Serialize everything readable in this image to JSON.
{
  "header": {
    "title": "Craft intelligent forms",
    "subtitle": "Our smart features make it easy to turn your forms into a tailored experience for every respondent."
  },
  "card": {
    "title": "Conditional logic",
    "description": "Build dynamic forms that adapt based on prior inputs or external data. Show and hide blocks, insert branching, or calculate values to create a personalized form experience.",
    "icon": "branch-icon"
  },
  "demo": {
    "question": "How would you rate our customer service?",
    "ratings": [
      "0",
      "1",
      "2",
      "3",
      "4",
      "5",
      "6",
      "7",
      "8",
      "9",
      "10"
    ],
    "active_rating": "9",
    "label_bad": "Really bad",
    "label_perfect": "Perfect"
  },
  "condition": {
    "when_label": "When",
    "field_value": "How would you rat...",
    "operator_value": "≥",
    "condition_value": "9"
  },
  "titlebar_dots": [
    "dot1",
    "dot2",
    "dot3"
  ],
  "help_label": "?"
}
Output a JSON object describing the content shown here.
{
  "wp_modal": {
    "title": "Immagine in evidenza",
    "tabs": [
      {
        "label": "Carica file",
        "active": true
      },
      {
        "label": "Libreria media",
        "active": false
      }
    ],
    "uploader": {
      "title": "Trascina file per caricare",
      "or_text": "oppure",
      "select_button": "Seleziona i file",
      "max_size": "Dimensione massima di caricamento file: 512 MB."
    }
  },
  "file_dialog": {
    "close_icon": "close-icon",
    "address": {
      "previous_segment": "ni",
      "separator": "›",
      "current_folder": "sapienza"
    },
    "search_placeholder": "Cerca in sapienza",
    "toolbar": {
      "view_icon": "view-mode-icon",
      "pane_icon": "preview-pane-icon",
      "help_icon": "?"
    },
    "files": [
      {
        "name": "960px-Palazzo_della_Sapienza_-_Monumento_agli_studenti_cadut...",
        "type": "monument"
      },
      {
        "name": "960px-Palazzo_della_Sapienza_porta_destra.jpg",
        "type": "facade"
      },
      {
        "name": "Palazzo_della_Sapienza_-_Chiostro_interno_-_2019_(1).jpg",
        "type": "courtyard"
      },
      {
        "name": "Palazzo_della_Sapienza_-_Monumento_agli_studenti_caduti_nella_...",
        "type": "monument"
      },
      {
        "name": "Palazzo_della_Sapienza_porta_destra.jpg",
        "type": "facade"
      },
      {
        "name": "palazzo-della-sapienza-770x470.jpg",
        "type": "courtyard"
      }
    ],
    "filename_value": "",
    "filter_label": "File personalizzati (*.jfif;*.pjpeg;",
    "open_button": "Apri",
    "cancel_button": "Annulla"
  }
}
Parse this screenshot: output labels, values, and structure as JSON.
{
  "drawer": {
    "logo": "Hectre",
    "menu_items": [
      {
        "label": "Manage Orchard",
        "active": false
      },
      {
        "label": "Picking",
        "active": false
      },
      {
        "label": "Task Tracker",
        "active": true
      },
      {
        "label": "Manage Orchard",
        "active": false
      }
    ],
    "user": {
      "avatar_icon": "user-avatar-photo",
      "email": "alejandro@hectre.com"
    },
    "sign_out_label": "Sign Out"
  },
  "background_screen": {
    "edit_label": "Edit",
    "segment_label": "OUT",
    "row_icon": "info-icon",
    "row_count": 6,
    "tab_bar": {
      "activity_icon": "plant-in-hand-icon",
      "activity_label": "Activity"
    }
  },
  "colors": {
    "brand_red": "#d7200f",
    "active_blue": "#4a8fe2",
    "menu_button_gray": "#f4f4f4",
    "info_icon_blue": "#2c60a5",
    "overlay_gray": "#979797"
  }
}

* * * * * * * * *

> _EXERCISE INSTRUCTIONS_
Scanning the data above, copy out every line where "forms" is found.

> _REPLY_
    "title": "Craft intelligent forms",
    "subtitle": "Our smart features make it easy to turn your forms into a tailored experience for every respondent."
    "description": "Build dynamic forms that adapt based on prior inputs or external data. Show and hide blocks, insert branching, or calculate values to create a personalized form experience.",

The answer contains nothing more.